With Disney announcing the new addition of “Frozen” in their Norway Pavilion at Epcot, news editor Rachel K. writes about why the movie is really just over-hyped.
Every time someone hails “Frozen” as the best Disney movie ever made, I am tempted to ask, ‘On what bases?’
Part of the reason why “Frozen” has garnered so much media attention is that it supposedly teaches young girls that marrying men they have just met can be potentially dangerous. Frozen fans support this idea by pointing out the scene where Elsa opposes Anna’s decision to marry Hans, whom Anna met for a day.
The audience, however, is just falsely led to believe that Anna has learnt this lesson. In reality, after Anna finds out that Hans is actually an ambitious power-obsessed freak, she again falls in love with someone else she barely meets for a day. Except this time, she claims her true love to be a mountain man who sells ice as a living. Nice try, Disney. You almost tried to convince me that Kristoff is more reliable just because he talks to his moose and was raised by trolls.
I also got confused with people’s claims that Frozen somehow advocated feminism. Yes, it was a story of two sisters. But all throughout the movie, I found myself asking: where is the female autonomy? Where is the sense of empowerment and liberation from the typical disney representation of women?

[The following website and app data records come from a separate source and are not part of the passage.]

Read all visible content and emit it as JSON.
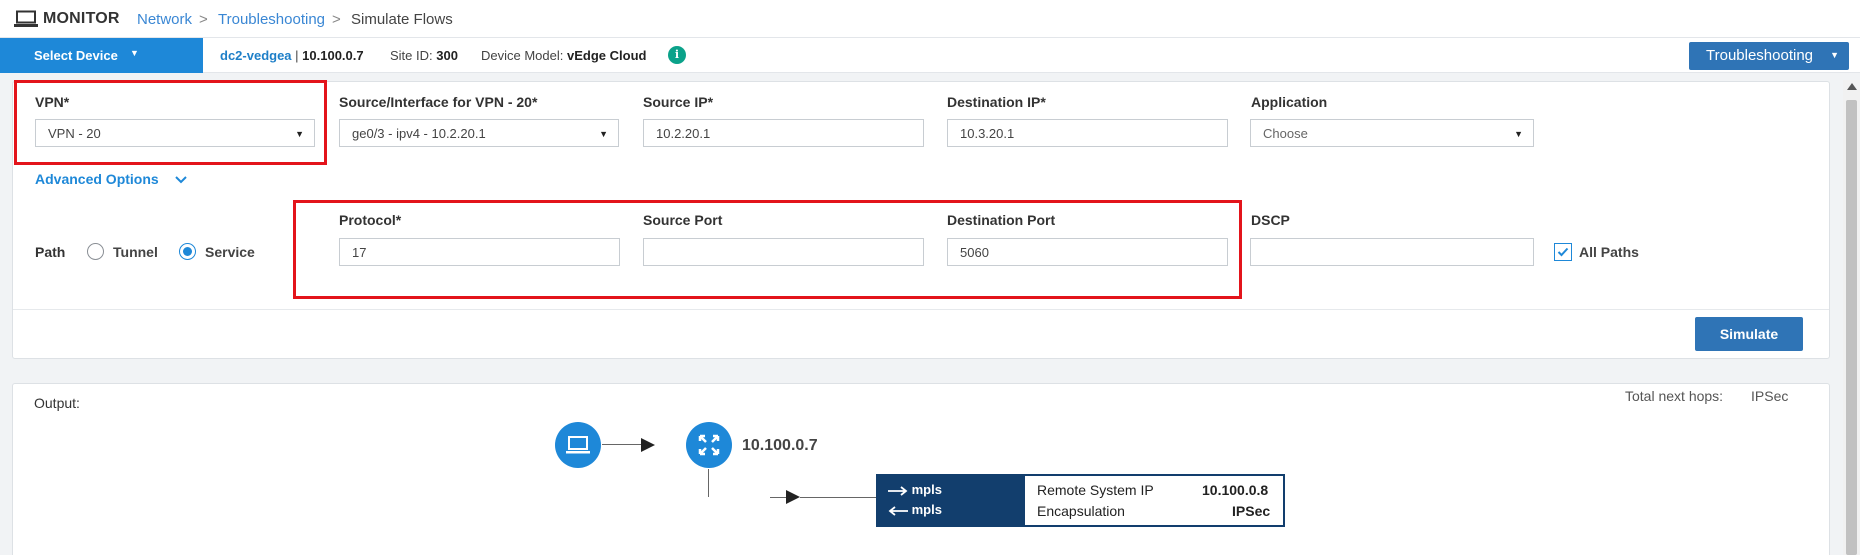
{
  "header": {
    "title": "MONITOR",
    "breadcrumbs": [
      {
        "label": "Network"
      },
      {
        "label": "Troubleshooting"
      },
      {
        "label": "Simulate Flows"
      }
    ],
    "separator": ">"
  },
  "device_bar": {
    "select_device_label": "Select Device",
    "device_name": "dc2-vedgea",
    "device_ip_sep": " | ",
    "device_ip": "10.100.0.7",
    "site_id_label": "Site ID:",
    "site_id": "300",
    "model_label": "Device Model:",
    "model": "vEdge Cloud",
    "info_icon": "i",
    "troubleshooting_label": "Troubleshooting"
  },
  "form": {
    "vpn": {
      "label": "VPN*",
      "value": "VPN - 20"
    },
    "source_interface": {
      "label": "Source/Interface for VPN - 20*",
      "value": "ge0/3 - ipv4 - 10.2.20.1"
    },
    "source_ip": {
      "label": "Source IP*",
      "value": "10.2.20.1"
    },
    "destination_ip": {
      "label": "Destination IP*",
      "value": "10.3.20.1"
    },
    "application": {
      "label": "Application",
      "placeholder": "Choose"
    },
    "advanced_options_label": "Advanced Options",
    "path": {
      "label": "Path",
      "options": [
        "Tunnel",
        "Service"
      ],
      "selected": "Service"
    },
    "protocol": {
      "label": "Protocol*",
      "value": "17"
    },
    "source_port": {
      "label": "Source Port",
      "value": ""
    },
    "destination_port": {
      "label": "Destination Port",
      "value": "5060"
    },
    "dscp": {
      "label": "DSCP",
      "value": ""
    },
    "all_paths": {
      "label": "All Paths",
      "checked": true
    },
    "simulate_label": "Simulate"
  },
  "output": {
    "label": "Output:",
    "total_next_hops_label": "Total next hops:",
    "total_next_hops_value": "IPSec",
    "router_ip": "10.100.0.7",
    "tunnel": {
      "out_color": "mpls",
      "in_color": "mpls",
      "remote_system_ip_label": "Remote System IP",
      "remote_system_ip": "10.100.0.8",
      "encapsulation_label": "Encapsulation",
      "encapsulation": "IPSec"
    }
  },
  "colors": {
    "primary": "#1e88d8",
    "button": "#2f74b6",
    "tunnel_bg": "#123e6d",
    "highlight_box": "#e3141b",
    "info": "#0ba28a"
  }
}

Anna’s primary life goal, besides reuniting with Elsa, is to find romantic love. She explicitly and repeatedly states this in her songs, “For the First Time in Forever” and “Love is an Open Door”. What is she going to do after the movie, when she achieves these two goals? She also shows her severe lack of forethought and dependence on Kristoff when she decides to wander into the ice-covered mountains without any preparation.
Elsa wasn’t any better. Instead of being portrayed as a competent ruler able of implementing her power in a constructive way, she is represented as an emotionally unstable protagonist unable to control her own overwhelming powers. That does not sound like a charismatic female monarch.
And of course, I can’t write about Frozen without some mention of, “Let it go”. It apparently tells kids to love themselves for who they are, instead of being told what they should be. I unfortunately didn’t catch that message, but instead heard Elsa encouraging young girls to run away from reality and isolate themselves in places far away from home. Let it go! Who cares about responsibilities? Be yourself! Freeze the whole town over with your superpowers and let a giant marshmallow get rid of everyone who approaches your ice castle!
Frozen was a decent children’s movie. But was it worth a box office of 1.2 billion US dollars and the title of the best Disney movie ever? I don’t think so. It was at best a good Disney princess movie with pretty graphics, but not the most compelling movie that is to be remembered for decades to come.